Hayden Island Interchange design recommendation sent to governors
In early 2010, CRC began working with members of the community and agency partners to review the design of the Hayden Island interchange. After several months of work by the Integrated Project Sponsors Council Staff (IPS) and input from the community, the Project Sponsors Council unanimously agreed on a set of
recommendations that included a redesigned Hayden Island interchange. Governors John Kitzhaber and Chris Gregoire concurred with these refinements and directed staff to include them in the project’s design.
Collaborative process addressed concerns about original design for Hayden Island Interchange
Concerns were raised about the lack of local access to Hayden Island, the overhead structures and elevation at Tomahawk Island Drive, and overall footprint of the interchange on the island. IPS began by drafting concepts for a refined “on-island” Hayden Island interchange while retaining all basic traffic movements and operations presented in the Locally Preferred Alternative (LPA). At the same time, several concepts for an “off-island” interchange were developed and considered. The Hayden Island Design Group (HIDG) was also convened with local residents and businesses to incorporate their perspectives. The HIDG met up to twice weekly to discuss evolving design concepts. Feedback from the HIDG was provided to the work group and IPS to inform these ongoing discussions.
HIDG found that Concept D provides the best
balance of access to Hayden Island, freight mobility,
environmental and community benefits and project
costs. "Option A" in the Final Environmental Impact Statement. Click the image above to view a PDF of all the
concepts HIDG considered.
Public process contributed to interchange
Three public meetings were held to share the evolving concepts with the
broader community. Throughout the process, both operational issues and community
impacts were considered. One concept emerged as a distinct design
that could address many of the concerns expressed regarding previous concepts.
An evaluation found the new design ("Concept D") balances access to Hayden
Island, freight mobility, environmental and community benefits and project
costs. Concept D carries a consensus recommendation from project partners,
Hayden Island residents and other stakeholders involved throughout the process.
Concept D is referred to as "Option A" in the Final Environmental Impact
Hayden Island interchange and connector design
Highway and roadway improvements on Hayden Island include full interchange ramps to access the island, a new structure/bridge to connect Hayden Island to the improved Marine Drive interchange, local road network improvements, a bicycle and pedestrian pathway, and a mainland connector bridge carrying light rail and local traffic between Hayden Island and the mainland.
Estimated cost of these improvements is $270 million. These improvements are funded primarily with Oregon funds. Fund sources to be used, in the following order, for these improvements are: (1) Oregon state funds, accompanied by a share of the FTA New Starts funding for the mainland connector; and (2) federal highway sources as they become available.
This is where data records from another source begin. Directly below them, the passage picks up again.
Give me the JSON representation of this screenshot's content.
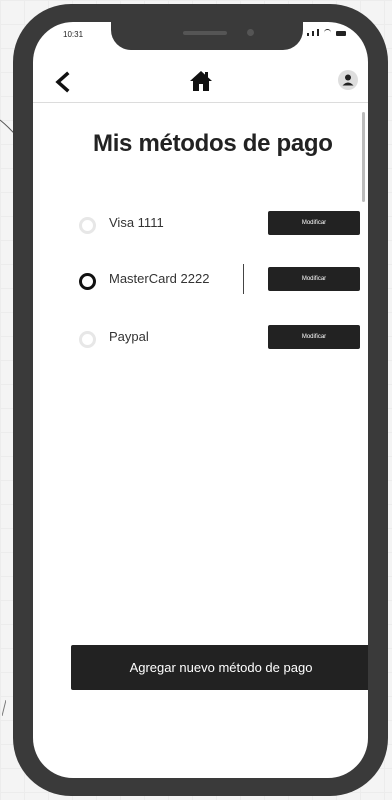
{
  "status_bar": {
    "time": "10:31"
  },
  "header": {
    "back_icon": "chevron-left-icon",
    "home_icon": "home-icon",
    "profile_icon": "user-icon"
  },
  "page": {
    "title": "Mis métodos de pago"
  },
  "payment_methods": [
    {
      "label": "Visa 1111",
      "selected": false,
      "modify_label": "Modificar"
    },
    {
      "label": "MasterCard 2222",
      "selected": true,
      "modify_label": "Modificar"
    },
    {
      "label": "Paypal",
      "selected": false,
      "modify_label": "Modificar"
    }
  ],
  "add_button": {
    "label": "Agregar nuevo método de pago"
  },
  "colors": {
    "frame": "#3a3a3a",
    "button": "#222222",
    "radio_unselected": "#e7e7e7",
    "radio_selected": "#111111"
  }
}
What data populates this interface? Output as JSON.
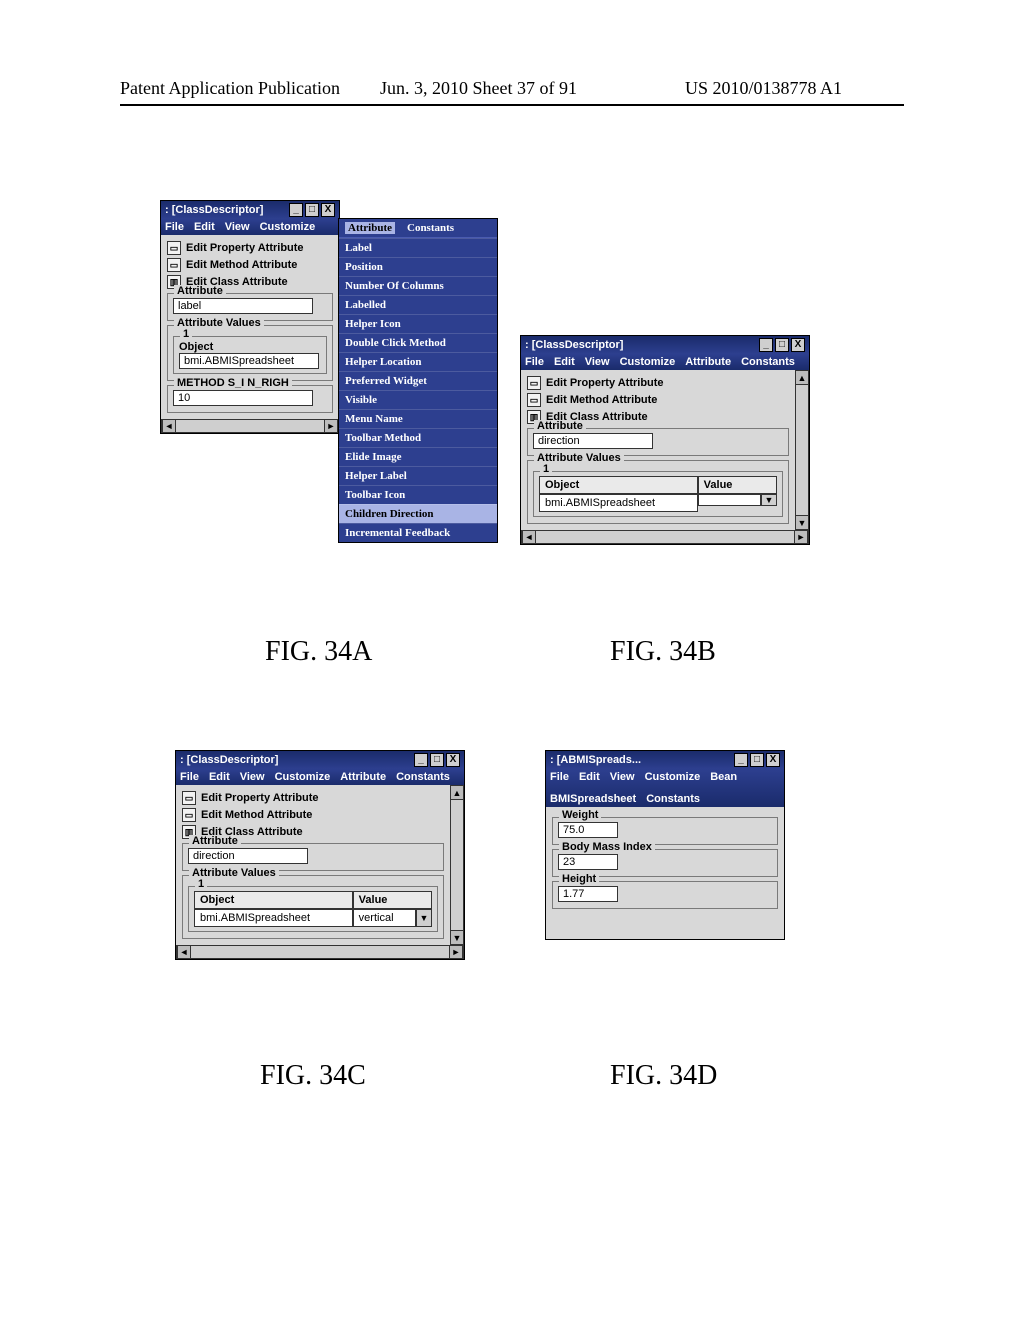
{
  "header": {
    "left": "Patent Application Publication",
    "middle": "Jun. 3, 2010   Sheet 37 of 91",
    "right": "US 2010/0138778 A1"
  },
  "labels": {
    "fig34a": "FIG. 34A",
    "fig34b": "FIG. 34B",
    "fig34c": "FIG. 34C",
    "fig34d": "FIG. 34D"
  },
  "winA": {
    "title": ": [ClassDescriptor]",
    "menus": [
      "File",
      "Edit",
      "View",
      "Customize"
    ],
    "actions": {
      "editProperty": "Edit Property Attribute",
      "editMethod": "Edit Method Attribute",
      "editClass": "Edit Class Attribute"
    },
    "attribute": {
      "label": "Attribute",
      "value": "label"
    },
    "attrValues": {
      "label": "Attribute Values",
      "sect1": "1",
      "objectHdr": "Object",
      "objectVal": "bmi.ABMISpreadsheet"
    },
    "methods": {
      "label": "METHOD S_I N_RIGH",
      "value": "10"
    },
    "dropdown": {
      "head": [
        "Attribute",
        "Constants"
      ],
      "items": [
        "Label",
        "Position",
        "Number Of Columns",
        "Labelled",
        "Helper Icon",
        "Double Click Method",
        "Helper Location",
        "Preferred Widget",
        "Visible",
        "Menu Name",
        "Toolbar Method",
        "Elide Image",
        "Helper Label",
        "Toolbar Icon",
        "Children Direction",
        "Incremental Feedback"
      ]
    }
  },
  "winB": {
    "title": ": [ClassDescriptor]",
    "menus": [
      "File",
      "Edit",
      "View",
      "Customize",
      "Attribute",
      "Constants"
    ],
    "actions": {
      "editProperty": "Edit Property Attribute",
      "editMethod": "Edit Method Attribute",
      "editClass": "Edit Class Attribute"
    },
    "attribute": {
      "label": "Attribute",
      "value": "direction"
    },
    "attrValues": {
      "label": "Attribute Values",
      "sect1": "1",
      "objectHdr": "Object",
      "valueHdr": "Value",
      "objectVal": "bmi.ABMISpreadsheet",
      "valueVal": ""
    }
  },
  "winC": {
    "title": ": [ClassDescriptor]",
    "menus": [
      "File",
      "Edit",
      "View",
      "Customize",
      "Attribute",
      "Constants"
    ],
    "actions": {
      "editProperty": "Edit Property Attribute",
      "editMethod": "Edit Method Attribute",
      "editClass": "Edit Class Attribute"
    },
    "attribute": {
      "label": "Attribute",
      "value": "direction"
    },
    "attrValues": {
      "label": "Attribute Values",
      "sect1": "1",
      "objectHdr": "Object",
      "valueHdr": "Value",
      "objectVal": "bmi.ABMISpreadsheet",
      "valueVal": "vertical"
    }
  },
  "winD": {
    "title": ": [ABMISpreads...",
    "menus": [
      "File",
      "Edit",
      "View",
      "Customize",
      "Bean",
      "BMISpreadsheet",
      "Constants"
    ],
    "weight": {
      "label": "Weight",
      "value": "75.0"
    },
    "bmi": {
      "label": "Body Mass Index",
      "value": "23"
    },
    "height": {
      "label": "Height",
      "value": "1.77"
    }
  },
  "glyphs": {
    "min": "_",
    "max": "□",
    "close": "X",
    "left": "◄",
    "right": "►",
    "up": "▲",
    "down": "▼"
  }
}
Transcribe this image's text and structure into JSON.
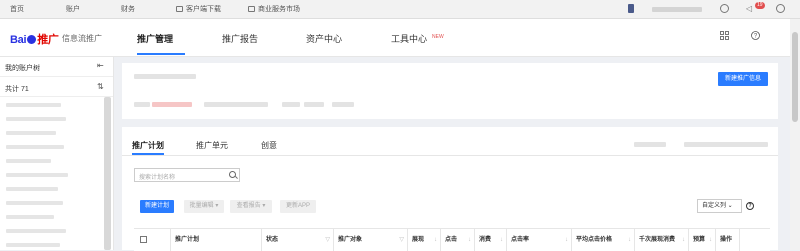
{
  "topbar": {
    "links": [
      "首页",
      "账户",
      "财务",
      "客户端下载",
      "商业服务市场"
    ],
    "badge": "19"
  },
  "header": {
    "logo_text": "Bai",
    "logo_red": "推广",
    "logo_sub": "信息流推广",
    "nav": [
      {
        "label": "推广管理",
        "active": true
      },
      {
        "label": "推广报告"
      },
      {
        "label": "资产中心"
      },
      {
        "label": "工具中心",
        "tag": "NEW"
      }
    ]
  },
  "sidebar": {
    "title": "我的账户树",
    "count": "共计 71"
  },
  "card1": {
    "new_button": "新建推广信息"
  },
  "card2": {
    "tabs": [
      "推广计划",
      "推广单元",
      "创意"
    ],
    "search_placeholder": "搜索计划名称",
    "buttons": {
      "new_plan": "新建计划",
      "batch_edit": "批量编辑",
      "view_report": "查看报告",
      "update_app": "更新APP"
    },
    "custom_columns": "自定义列",
    "help": "?",
    "columns": [
      "推广计划",
      "状态",
      "推广对象",
      "展现",
      "点击",
      "消费",
      "点击率",
      "平均点击价格",
      "千次展现消费",
      "预算",
      "操作"
    ]
  },
  "colors": {
    "accent": "#2a7cff",
    "brand_blue": "#2932e1",
    "brand_red": "#e10601"
  }
}
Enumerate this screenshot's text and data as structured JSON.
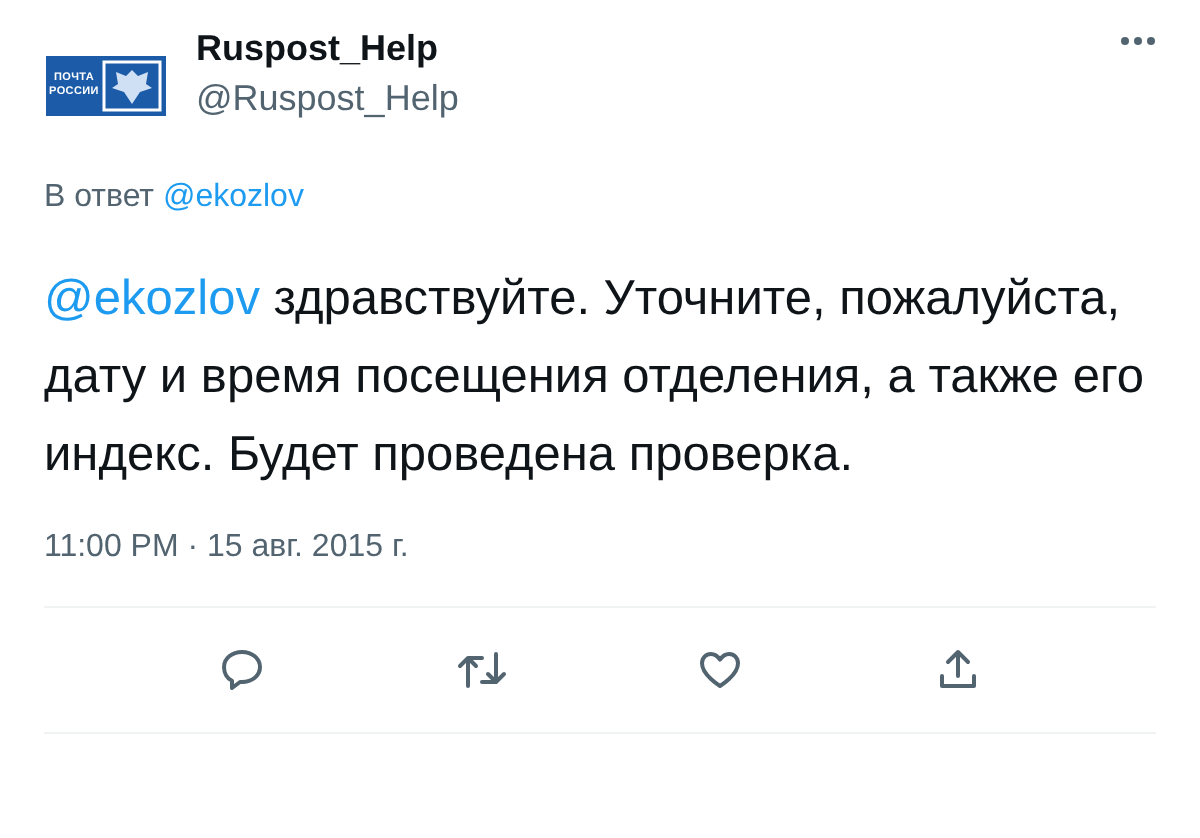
{
  "author": {
    "avatar_lines": [
      "ПОЧТА",
      "РОССИИ"
    ],
    "name": "Ruspost_Help",
    "handle": "@Ruspost_Help"
  },
  "reply_to": {
    "label": "В ответ",
    "mention": "@ekozlov"
  },
  "tweet": {
    "mention": "@ekozlov",
    "text": " здравствуйте. Уточните, пожалуйста, дату и время посещения отделения, а также его индекс. Будет проведена проверка."
  },
  "timestamp": "11:00 PM · 15 авг. 2015 г.",
  "actions": [
    {
      "kind": "reply"
    },
    {
      "kind": "retweet"
    },
    {
      "kind": "like"
    },
    {
      "kind": "share"
    }
  ]
}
As CRC moves toward construction, the following project design elements related to the Hayden Island interchange will continue to be refined:
- Pedestrian and bicycle path designs
- Light rail extension and transit station
- Local bridge between North Portland and Hayden Island
- Access management
- Stormwater quality design
Phased improvements on Hayden Island
CRC has prepared concepts to reduce upfront construction costs for the Marine Drive and Hayden Island interchanges by about $145 million, while maintaining essential project benefits of reduced congestion and collisions, improved transit, freight mobility and earthquake protection. Phased improvements respond to Oregon Governor Kitzhaber’s request for the project design to reflect current economic realities. The governor requested the project develop and present first phase concepts based on:
- Alternatives to the full build which include a smaller first phase foot print
- A smaller capital investment and a smaller state investment
- Maintaining the project’s purpose and need
- Engineering feasibility and limited temporary structures
- The types and timing of funds available (highway, transit, tolls)
Estimated savings have been identified by postponing portions of off-highway improvements:
- Portions of local road network improvements on Hayden Island and Oregon mainland
- Portions of bicycle/pedestrian pathway on mainland and island
The full build of the Hayden Island interchange, as described in the Final EIS, will occur as funding becomes available.
The Oregon Legislature is expected to consider construction funding options in the 2013 session.
Recommendations for redesigned Hayden Island interchange